Stored items from a collection |

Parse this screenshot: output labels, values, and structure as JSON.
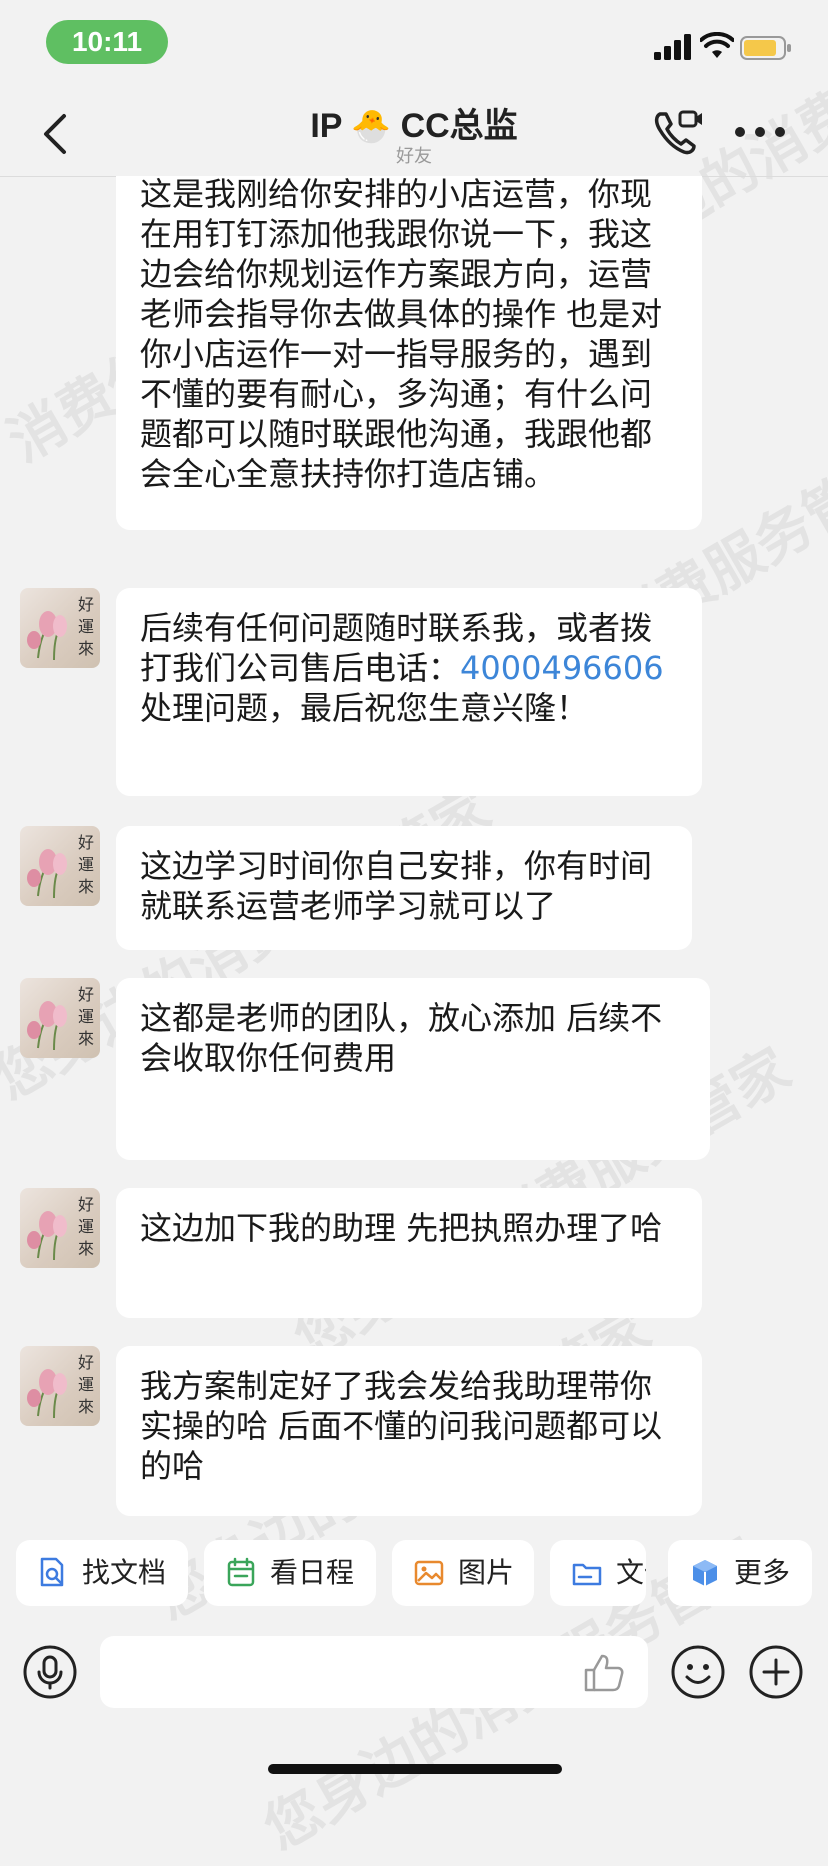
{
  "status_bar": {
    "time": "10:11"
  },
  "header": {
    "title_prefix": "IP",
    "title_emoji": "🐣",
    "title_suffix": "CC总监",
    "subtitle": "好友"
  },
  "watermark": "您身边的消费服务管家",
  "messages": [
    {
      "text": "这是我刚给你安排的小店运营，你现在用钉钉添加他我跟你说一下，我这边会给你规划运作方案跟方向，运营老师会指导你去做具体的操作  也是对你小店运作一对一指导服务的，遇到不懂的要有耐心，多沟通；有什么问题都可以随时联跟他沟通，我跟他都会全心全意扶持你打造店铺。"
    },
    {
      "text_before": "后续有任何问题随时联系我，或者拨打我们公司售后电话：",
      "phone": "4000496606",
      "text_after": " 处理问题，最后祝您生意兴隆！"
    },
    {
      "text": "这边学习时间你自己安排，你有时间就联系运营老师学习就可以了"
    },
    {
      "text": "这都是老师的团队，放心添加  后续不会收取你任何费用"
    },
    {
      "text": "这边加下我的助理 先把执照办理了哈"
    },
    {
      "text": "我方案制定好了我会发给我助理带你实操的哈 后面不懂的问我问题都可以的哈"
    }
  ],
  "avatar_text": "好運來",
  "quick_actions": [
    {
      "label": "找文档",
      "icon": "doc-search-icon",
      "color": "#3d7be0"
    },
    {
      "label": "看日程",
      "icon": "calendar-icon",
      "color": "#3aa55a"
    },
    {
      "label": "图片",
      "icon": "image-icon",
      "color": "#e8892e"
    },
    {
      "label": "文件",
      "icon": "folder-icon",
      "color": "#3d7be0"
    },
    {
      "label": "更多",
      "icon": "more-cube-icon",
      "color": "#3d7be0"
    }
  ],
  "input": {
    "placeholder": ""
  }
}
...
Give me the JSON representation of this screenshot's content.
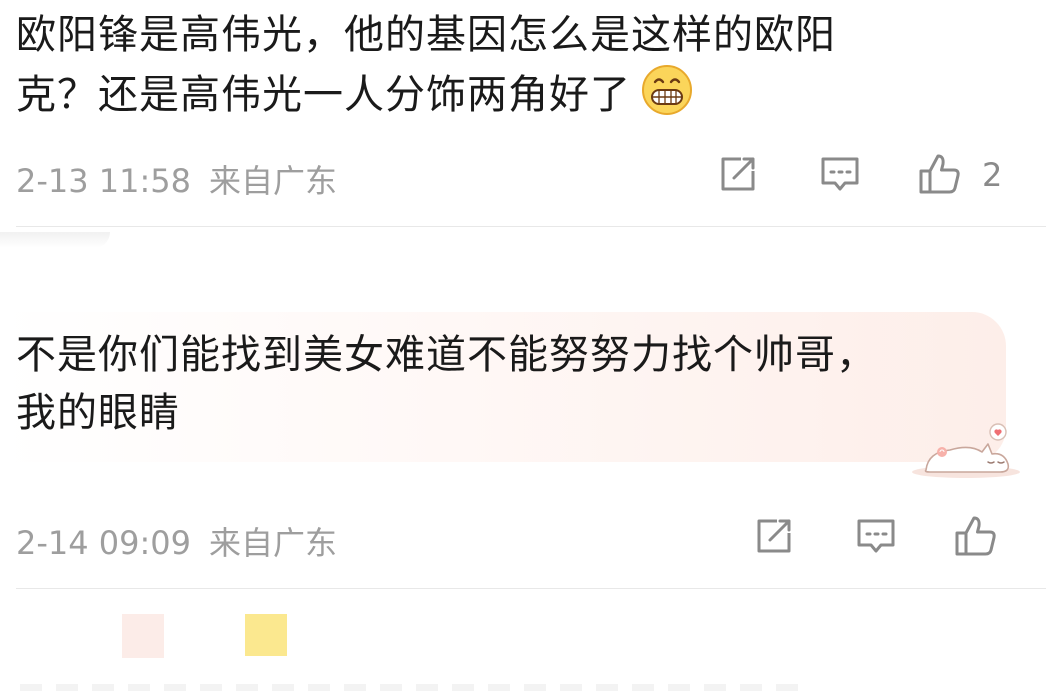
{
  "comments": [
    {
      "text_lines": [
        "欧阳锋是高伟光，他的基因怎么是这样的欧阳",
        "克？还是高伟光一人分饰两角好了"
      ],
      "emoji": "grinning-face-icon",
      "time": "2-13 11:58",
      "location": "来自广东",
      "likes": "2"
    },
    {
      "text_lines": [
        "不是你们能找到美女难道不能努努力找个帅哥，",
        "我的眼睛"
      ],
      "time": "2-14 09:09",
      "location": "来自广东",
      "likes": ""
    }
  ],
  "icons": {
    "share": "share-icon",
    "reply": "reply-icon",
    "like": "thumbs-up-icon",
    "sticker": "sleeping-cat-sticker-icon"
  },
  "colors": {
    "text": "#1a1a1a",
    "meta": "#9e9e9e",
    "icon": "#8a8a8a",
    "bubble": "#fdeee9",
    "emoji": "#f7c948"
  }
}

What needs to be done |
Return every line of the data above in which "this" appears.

Exercise solution |
Parse this screenshot: output labels, values, and structure as JSON.
Give me the JSON representation of this screenshot's content.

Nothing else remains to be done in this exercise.